“I feel that Eddie will do a job that gets you to the point where you’re getting close to it, where you’re getting [to the] Mauricio Pochettino territory of getting a side that gets you there but can’t quite win.

“I worry for him because I think there’s an evolution when a club changes direction and pivots on a sixpence.

“Eddie Howe could not have got his timing better [when arriving at Newcastle]. They could have put Genghis Khan in control of Newcastle post-Mike Ashley and the Newcastle fans would have rallied around with this fervour that they’ve got.

“The feeling, the energy, the vitality of Newcastle – you’re coming in with perfect timing, then you get a group of players playing better and you get £300million to supplement the playing squad.

“I think – and it may be unkind – it feels a little bit like the Mark Hughes transition from when Sheikh Mansour takes over, Hughes starts to buy big players, he starts to build a Man City side that are really starting their engines and Mancini says, ‘Thanks very much, I’ll take it from here,’ and wins the league.

“That’s what I think might happen. I hope I’m wrong. I hope he gets the rewards [of being] the building block, because there’s an evolution here.

“No one could have ever envisaged – not the most ardent, sometimes deluded, Newcastle fan – that [Newcastle would say]: ‘We’re going to go to Milan, get a result in our first European game and then we’re going to smash PSG at home.’

“There is a situation where Newcastle are not aiming to be participants, are not aiming to be at the top table saying: ‘Thank you very much for allowing us to be here.’

“There’s going to be this conversation eventually, which is: what does it take for Newcastle to win the Premier League? What does it take for Newcastle to win the FA Cup, the League Cup?

“I just think there’s a journey that you go through when you’ve involved in football clubs when they go through the transition, and very rarely does somebody get to take it all the way along.

“I’m pitching Eddie Howe against [Pep] Guardiola, if he’s still around; against [Jurgen] Klopp; against others in European football. I think it’s going to be very, very difficult [for Howe to join that company].

“I think he’ll have some significant achievements along the way, but if the aim is for Newcastle to win significant things I don’t know if it will be Eddie Howe that gets the benefit of that achievement, but what he will be is a remarkable pathway for someone else to build upon.”

Jordan added that the Newcastle players’ reaction to their victory over PSG captured the essence of football, with Dan Burn and Sean Longstaff both on the scoresheet for their boyhood club.

He explained: “What I really liked about the game, beside the fact that it’s a British team beating PSG which I’ve always described as a faberge egg – beautiful on the outside with very little heart on the inside – was the absolute delight these footballers had when they were interviewed after the game.

“So many times you see footballers walking around like it’s impeding doom, like everything is a difficult situation for them, yet you saw the joy from Sean Longstaff [and] Dan Burn.
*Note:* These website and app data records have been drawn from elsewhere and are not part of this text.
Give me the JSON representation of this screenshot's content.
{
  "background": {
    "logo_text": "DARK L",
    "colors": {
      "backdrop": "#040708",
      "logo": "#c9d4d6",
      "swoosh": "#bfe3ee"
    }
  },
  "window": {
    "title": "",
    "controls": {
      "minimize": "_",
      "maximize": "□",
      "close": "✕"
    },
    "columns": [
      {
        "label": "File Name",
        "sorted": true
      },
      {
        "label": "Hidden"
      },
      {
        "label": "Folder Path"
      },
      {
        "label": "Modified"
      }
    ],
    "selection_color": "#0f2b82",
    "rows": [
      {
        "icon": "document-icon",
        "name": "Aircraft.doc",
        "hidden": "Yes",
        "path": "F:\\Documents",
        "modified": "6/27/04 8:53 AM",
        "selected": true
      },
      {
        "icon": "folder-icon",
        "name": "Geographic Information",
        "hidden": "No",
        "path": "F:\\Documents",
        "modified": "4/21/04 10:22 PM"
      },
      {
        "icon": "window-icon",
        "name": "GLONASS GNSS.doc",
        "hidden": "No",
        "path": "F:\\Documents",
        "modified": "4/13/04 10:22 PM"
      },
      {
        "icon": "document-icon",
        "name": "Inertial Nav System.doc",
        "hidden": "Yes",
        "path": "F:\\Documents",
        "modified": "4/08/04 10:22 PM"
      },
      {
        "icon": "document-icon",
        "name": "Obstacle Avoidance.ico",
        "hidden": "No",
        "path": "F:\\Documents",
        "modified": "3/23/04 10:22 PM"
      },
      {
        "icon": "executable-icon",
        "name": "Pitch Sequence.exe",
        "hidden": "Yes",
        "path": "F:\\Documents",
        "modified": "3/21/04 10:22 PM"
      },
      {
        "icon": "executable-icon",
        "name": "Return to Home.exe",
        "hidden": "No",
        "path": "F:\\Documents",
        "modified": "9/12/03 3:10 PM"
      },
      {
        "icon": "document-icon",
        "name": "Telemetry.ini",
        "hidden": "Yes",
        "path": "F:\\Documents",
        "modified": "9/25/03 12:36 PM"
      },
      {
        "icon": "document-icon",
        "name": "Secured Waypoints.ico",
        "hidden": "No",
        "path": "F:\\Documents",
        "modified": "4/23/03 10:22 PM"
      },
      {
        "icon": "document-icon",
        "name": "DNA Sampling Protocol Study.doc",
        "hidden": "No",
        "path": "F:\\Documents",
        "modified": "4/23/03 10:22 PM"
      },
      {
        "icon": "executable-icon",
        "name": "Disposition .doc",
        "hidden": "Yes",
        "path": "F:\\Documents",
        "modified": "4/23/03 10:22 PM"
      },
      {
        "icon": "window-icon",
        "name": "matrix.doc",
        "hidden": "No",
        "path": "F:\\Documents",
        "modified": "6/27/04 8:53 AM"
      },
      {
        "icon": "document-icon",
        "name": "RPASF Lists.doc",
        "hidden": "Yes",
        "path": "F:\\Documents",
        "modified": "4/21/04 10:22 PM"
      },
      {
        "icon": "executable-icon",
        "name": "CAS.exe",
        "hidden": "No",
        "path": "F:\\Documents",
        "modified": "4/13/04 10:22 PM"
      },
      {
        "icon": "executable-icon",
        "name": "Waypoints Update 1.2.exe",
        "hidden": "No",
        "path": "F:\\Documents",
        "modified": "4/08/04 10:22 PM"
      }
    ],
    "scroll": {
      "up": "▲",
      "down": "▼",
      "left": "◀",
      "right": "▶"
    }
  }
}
You see that environment and that’s what football, to some extent, should represent.

“You saw inordinate amounts of [emotion] at Newcastle and part of that was the contributing energy that brought these players to the boil.

“You saw Anthony Gordon in the first minute of the game winning a corner and rousing the crowd – that’s what football’s about.”